Whether the artist used rosewood, tortoiseshell, or blackwood, combs shaped like a rainbow became known as Gen’nai Gushi. In the 1700’s, two combs weren’t enough. A woman had to wear three. Kogai sticks became bigger because women wrapped their hair around it to make a chignon.
From 1711 – 1716, the Shotoku era of the Edo period, women began to wear both combs and kogai sticks. Sets were made.
From 1716 – 1736, the early Kyoho era, kogai started out wide, thin, and short, but by the end became long and straight. They were replaced by kanzashi for pure ornamental decoration.
Here are a few examples of kogai sticks from the Edo and Meiji periods so you can see how the shapes developed.
The first kogai stick, made of metal, is Edo. The others are Meiji.
Some exquisite Edo Combs
A mid-Edo tortoiseshell comb with mother-of-pearl hydrangeas and gold maki-e, signed by Nagano Oteki
A Edo Era tortoiseshell kushi and kogai set with a peony design.

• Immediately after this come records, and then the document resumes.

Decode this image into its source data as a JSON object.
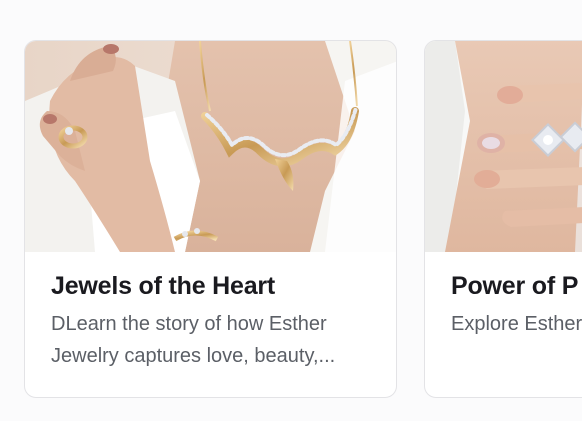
{
  "cards": [
    {
      "title": "Jewels of the Heart",
      "description": "DLearn the story of how Esther Jewelry captures love, beauty,...",
      "image_subject": "necklace-bracelet-ring-photo"
    },
    {
      "title": "Power of P",
      "description": "Explore Esther customizable",
      "image_subject": "hand-rings-photo"
    }
  ],
  "colors": {
    "card_bg": "#ffffff",
    "card_border": "#e3e3e6",
    "title": "#1a1a1f",
    "description": "#5b5f66",
    "page_bg": "#fbfbfc"
  }
}
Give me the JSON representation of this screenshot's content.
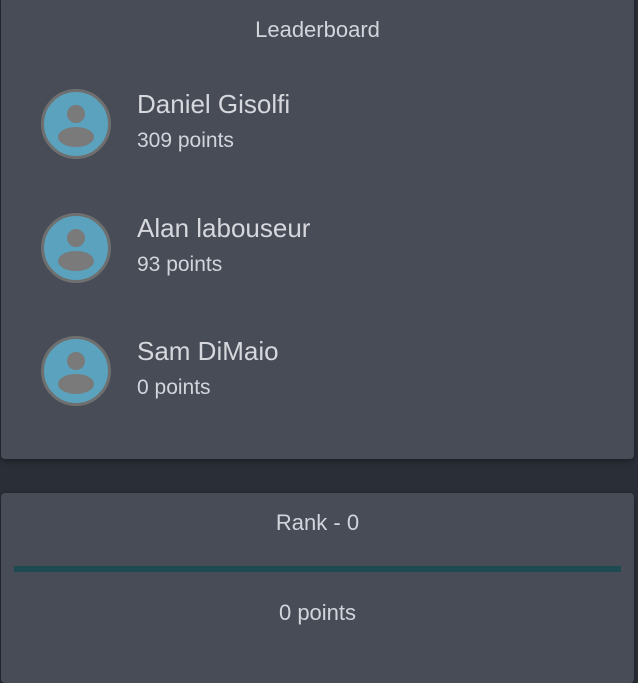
{
  "leaderboard": {
    "title": "Leaderboard",
    "entries": [
      {
        "name": "Daniel Gisolfi",
        "points": "309 points",
        "avatar_icon": "user-avatar-icon"
      },
      {
        "name": "Alan labouseur",
        "points": "93 points",
        "avatar_icon": "user-avatar-icon"
      },
      {
        "name": "Sam DiMaio",
        "points": "0 points",
        "avatar_icon": "user-avatar-icon"
      }
    ]
  },
  "rank": {
    "title": "Rank - 0",
    "progress_fraction": 0,
    "points": "0 points"
  },
  "colors": {
    "background": "#2a2e37",
    "card": "#474c57",
    "text": "#d2d5db",
    "avatar_fill": "#5aa2bd",
    "avatar_border": "#6f6f6f",
    "progress_track": "#1e4a52"
  }
}
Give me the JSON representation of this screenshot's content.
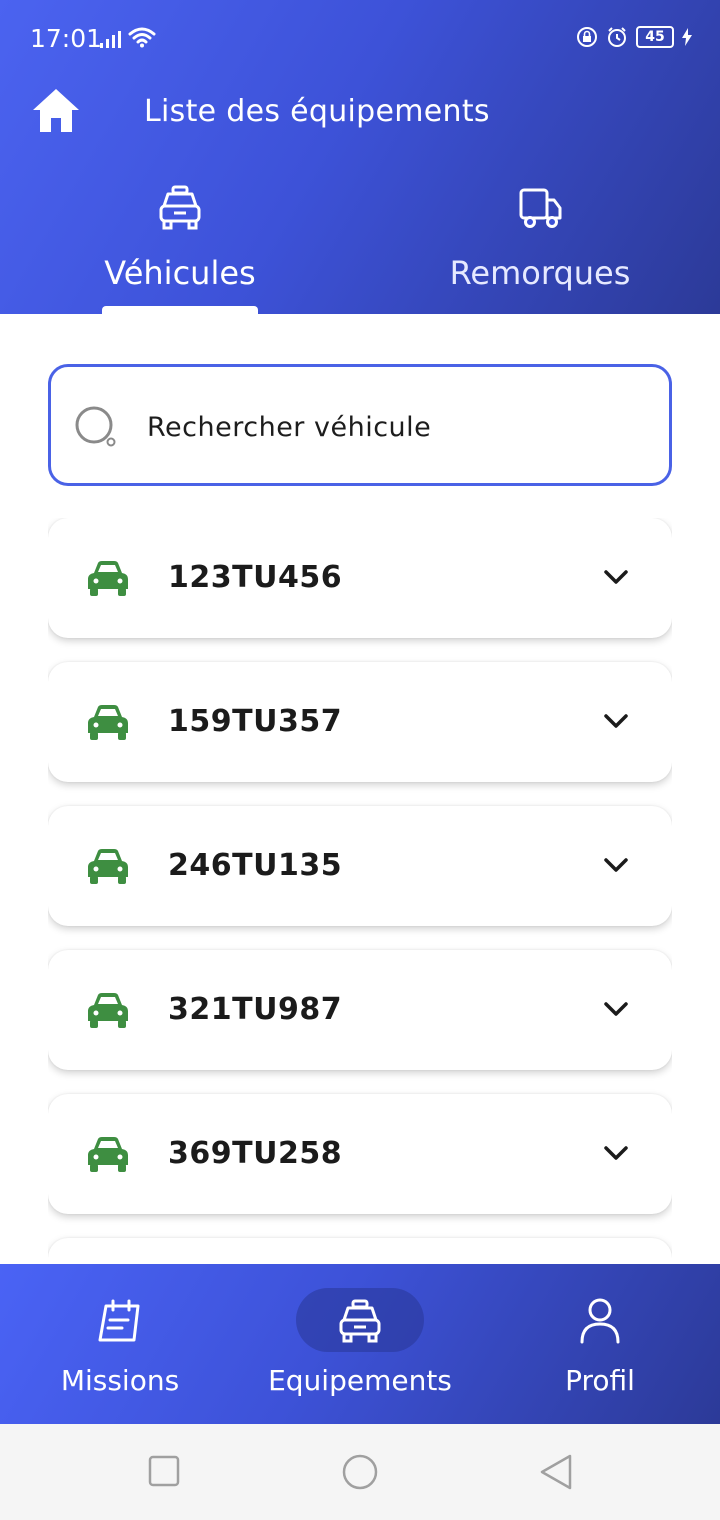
{
  "status_bar": {
    "time": "17:01",
    "battery": "45"
  },
  "header": {
    "title": "Liste des équipements"
  },
  "tabs": [
    {
      "label": "Véhicules",
      "active": true
    },
    {
      "label": "Remorques",
      "active": false
    }
  ],
  "search": {
    "placeholder": "Rechercher véhicule"
  },
  "vehicles": [
    {
      "plate": "123TU456"
    },
    {
      "plate": "159TU357"
    },
    {
      "plate": "246TU135"
    },
    {
      "plate": "321TU987"
    },
    {
      "plate": "369TU258"
    }
  ],
  "bottom_nav": {
    "items": [
      {
        "label": "Missions",
        "icon": "calendar-icon"
      },
      {
        "label": "Equipements",
        "icon": "car-front-icon",
        "active": true
      },
      {
        "label": "Profil",
        "icon": "user-icon"
      }
    ]
  },
  "colors": {
    "accent": "#4a62e6",
    "header_dark": "#2c3a98",
    "vehicle_icon": "#3e8e41",
    "text": "#1b1b1b"
  }
}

A Meiji set with a mother-of-pearl moon, flowing water, and maki-e autumn leaves.